Our leaders are in the dark about intelligence outsourcing. Regulation of corporate contractors is nonexistent; in 2010 President Obama threatened to veto legislation calling for congressional oversight of intelligence operations. That same year, the Government Accountability Office reported how information was inadequately safeguarded from contractors. When government provides no checks on executive orders, the business of domestic intelligence is further normalized.
Our culture of individual freedom is fast becoming a relic. In its place are credit, consumerism and national security—the rise of corporate-government domination over civic power. Allowing the surveillance infrastructure to grow unfettered permits a small group of individuals to influence how we exercise freedom.
Heidi Boghosian is author of Spying on Democracy: Government Surveillance, Corporate Power and Public Resistance.
It’s not just the feds spying on you. Private data brokers collect and sell plenty of information.
Let’s assume you’re a 41-year-old man living in South Carolina. You smoke three packs of cigarettes a day and drink a couple of liters of vodka a week. You’re overweight and have a regimen of prescriptions given to you by your doctor. Data brokers know all this about you and sell the information to marketers. You—along with 500 million others in the case of Acxiom Corporation, one of the largest data brokers—are segmented into one of 70 “identity profiles” based on lifestyle and income. You have been pegged and profiled, and your personal details are for sale at an extremely low price.

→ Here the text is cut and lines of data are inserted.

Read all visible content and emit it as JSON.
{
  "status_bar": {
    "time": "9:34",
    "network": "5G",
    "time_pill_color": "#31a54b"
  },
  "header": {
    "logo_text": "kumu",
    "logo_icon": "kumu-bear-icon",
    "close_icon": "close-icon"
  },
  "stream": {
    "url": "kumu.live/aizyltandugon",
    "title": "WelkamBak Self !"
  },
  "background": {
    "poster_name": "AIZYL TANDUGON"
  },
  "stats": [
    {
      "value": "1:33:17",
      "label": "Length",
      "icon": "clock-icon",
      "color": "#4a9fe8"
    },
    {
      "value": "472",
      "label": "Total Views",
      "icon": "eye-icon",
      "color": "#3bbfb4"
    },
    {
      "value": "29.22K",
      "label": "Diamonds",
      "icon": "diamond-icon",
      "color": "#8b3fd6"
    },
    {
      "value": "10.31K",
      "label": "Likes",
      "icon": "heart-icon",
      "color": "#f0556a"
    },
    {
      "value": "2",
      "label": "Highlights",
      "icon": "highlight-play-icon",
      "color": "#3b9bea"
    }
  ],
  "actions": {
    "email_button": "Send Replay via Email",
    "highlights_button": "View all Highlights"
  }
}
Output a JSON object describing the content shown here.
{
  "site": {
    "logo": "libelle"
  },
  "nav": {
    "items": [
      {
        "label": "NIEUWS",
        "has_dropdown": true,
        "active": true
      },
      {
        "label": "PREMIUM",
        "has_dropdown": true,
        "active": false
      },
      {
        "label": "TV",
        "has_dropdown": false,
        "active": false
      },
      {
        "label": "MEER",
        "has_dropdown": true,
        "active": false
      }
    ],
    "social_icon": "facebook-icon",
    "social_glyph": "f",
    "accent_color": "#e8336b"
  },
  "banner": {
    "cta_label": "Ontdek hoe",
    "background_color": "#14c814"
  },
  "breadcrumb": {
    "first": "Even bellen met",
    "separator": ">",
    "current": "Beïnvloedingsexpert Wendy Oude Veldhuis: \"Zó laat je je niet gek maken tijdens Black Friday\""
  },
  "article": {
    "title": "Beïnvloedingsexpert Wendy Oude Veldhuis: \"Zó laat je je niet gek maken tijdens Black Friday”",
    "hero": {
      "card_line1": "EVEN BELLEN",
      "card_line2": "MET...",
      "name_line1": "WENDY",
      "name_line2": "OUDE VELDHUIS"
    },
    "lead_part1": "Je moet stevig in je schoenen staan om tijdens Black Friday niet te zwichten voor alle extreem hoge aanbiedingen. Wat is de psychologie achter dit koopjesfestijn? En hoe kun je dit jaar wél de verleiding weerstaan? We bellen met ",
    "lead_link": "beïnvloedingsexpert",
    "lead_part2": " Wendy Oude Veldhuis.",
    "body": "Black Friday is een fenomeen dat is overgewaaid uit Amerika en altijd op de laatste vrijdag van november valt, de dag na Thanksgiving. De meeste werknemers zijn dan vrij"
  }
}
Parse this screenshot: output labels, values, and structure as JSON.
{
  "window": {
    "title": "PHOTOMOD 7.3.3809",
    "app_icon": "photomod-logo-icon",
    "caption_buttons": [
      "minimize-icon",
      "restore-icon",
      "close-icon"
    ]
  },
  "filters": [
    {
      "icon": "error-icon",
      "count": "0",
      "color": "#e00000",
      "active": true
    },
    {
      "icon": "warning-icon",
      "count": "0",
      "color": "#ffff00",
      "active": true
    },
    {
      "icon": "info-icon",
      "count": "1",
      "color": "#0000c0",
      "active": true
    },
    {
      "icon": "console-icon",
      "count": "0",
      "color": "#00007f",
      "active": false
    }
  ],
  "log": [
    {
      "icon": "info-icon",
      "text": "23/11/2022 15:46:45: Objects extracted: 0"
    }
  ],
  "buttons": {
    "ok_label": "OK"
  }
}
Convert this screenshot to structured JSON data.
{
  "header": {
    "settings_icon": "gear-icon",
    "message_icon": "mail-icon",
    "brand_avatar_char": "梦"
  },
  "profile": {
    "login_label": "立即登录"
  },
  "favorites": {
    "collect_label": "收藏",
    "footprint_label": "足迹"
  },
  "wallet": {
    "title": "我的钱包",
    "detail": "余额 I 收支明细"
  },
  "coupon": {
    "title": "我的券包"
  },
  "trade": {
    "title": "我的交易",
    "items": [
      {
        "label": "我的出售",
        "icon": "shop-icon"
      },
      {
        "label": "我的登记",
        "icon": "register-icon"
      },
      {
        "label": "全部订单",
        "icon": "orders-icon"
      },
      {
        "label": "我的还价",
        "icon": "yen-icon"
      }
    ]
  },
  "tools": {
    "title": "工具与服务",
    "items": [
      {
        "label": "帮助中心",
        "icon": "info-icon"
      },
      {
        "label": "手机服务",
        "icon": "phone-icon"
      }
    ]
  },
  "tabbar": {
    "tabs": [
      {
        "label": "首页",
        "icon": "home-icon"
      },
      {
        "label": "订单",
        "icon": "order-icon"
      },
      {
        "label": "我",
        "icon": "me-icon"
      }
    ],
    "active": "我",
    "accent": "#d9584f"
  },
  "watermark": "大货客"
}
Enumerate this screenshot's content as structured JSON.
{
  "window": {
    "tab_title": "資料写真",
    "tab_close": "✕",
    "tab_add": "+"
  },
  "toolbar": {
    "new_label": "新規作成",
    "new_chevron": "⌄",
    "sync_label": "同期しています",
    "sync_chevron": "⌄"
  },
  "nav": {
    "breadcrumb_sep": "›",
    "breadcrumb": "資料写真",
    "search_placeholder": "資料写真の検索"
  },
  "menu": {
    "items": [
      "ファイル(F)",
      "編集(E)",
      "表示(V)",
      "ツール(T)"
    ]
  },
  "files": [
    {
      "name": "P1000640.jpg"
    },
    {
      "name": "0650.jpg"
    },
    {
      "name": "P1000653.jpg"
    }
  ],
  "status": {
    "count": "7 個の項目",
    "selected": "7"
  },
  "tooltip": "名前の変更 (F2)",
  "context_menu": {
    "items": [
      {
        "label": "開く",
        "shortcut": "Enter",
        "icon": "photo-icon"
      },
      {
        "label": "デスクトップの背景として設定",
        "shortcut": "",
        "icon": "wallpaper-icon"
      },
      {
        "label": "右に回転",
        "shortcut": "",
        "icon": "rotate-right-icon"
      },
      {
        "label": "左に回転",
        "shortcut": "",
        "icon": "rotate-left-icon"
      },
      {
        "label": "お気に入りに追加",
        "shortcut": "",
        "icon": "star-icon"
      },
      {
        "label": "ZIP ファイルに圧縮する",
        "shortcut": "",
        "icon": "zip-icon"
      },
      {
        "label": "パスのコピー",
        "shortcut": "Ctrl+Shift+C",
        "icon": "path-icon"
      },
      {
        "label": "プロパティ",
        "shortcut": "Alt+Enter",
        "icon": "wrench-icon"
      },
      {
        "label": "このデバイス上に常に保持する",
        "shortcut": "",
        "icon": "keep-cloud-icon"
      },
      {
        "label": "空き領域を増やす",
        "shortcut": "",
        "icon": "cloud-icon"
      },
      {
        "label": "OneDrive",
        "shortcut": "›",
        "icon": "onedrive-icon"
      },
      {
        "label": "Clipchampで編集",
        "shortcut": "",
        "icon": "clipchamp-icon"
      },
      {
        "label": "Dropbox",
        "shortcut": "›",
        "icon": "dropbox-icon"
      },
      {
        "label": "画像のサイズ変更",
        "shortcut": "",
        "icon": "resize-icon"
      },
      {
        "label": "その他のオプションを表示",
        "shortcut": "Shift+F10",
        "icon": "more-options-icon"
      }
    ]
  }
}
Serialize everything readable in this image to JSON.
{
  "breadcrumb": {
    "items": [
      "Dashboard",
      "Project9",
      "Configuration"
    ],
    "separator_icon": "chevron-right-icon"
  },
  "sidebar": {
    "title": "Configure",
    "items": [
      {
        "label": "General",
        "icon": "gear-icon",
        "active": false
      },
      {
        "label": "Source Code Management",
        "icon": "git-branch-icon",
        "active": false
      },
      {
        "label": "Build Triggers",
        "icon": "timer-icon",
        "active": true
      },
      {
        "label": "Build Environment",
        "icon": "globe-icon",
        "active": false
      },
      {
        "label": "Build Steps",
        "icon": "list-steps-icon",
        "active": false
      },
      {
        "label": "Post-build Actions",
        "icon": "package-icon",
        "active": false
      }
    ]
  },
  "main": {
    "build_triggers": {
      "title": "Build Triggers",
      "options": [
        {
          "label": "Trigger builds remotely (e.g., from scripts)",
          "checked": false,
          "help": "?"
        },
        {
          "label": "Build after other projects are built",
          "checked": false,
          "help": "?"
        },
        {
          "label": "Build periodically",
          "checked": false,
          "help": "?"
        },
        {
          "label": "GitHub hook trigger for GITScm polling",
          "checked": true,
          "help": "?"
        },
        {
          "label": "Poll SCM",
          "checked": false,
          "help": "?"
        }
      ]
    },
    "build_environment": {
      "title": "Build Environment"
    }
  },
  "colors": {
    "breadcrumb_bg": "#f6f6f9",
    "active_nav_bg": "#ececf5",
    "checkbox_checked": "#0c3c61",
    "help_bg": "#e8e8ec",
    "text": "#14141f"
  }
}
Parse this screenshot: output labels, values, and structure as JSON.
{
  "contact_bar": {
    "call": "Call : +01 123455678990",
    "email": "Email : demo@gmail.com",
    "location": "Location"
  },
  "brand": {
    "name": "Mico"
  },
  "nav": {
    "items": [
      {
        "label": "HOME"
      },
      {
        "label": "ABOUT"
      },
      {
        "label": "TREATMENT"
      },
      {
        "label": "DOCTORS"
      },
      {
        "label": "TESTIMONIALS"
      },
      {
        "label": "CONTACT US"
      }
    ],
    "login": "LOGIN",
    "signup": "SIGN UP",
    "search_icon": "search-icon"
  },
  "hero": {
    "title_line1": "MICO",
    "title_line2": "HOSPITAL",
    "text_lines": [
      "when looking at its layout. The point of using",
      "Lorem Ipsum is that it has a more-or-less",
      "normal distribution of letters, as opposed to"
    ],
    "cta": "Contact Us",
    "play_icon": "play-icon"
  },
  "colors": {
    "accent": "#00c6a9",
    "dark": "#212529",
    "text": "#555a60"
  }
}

Last December the Federal Trade Commission opened its first inquiry into private spying. “There is no global legislation governing this industry’s practices,” says Tiffany George, a privacy attorney for the FTC. “We’re trying to figure out what protections there should be for the accuracy of your information, what access, correction and opt-out rights consumers should have and what limitations should exist on its use.” The feds are asking questions that beg to be asked of an industry that, until now, has been left to regulate itself.
Do you deserve to be placed on a health insurance watch list if you search online for “heart pain” or purchase blood thinners? If an insurer or credit agency confuses you with someone with a similar name based on a data broker’s information, who’s to blame? One data report obtained from Acxiom—what it calls a U.S. Reference Information Report—contained inaccurate information about an individual’s street address, phone number, e-mail address and college attended. The report listed six different versions of the individual’s name, some of which had never been used before.
Seven of the top eight credit card companies, four of the top five retail banks and a multitude of other corporations use data brokers’ research. The ways in which your information is now obtained without your knowledge are beyond anything in history. You deserve not to have your privacy, identity and consumer behavior co-opted without your knowledge, and we all deserve to know what happens behind data-center doors. Don’t assume the war against big data is over; it’s clear the war has just begun.—Tyler Trykowski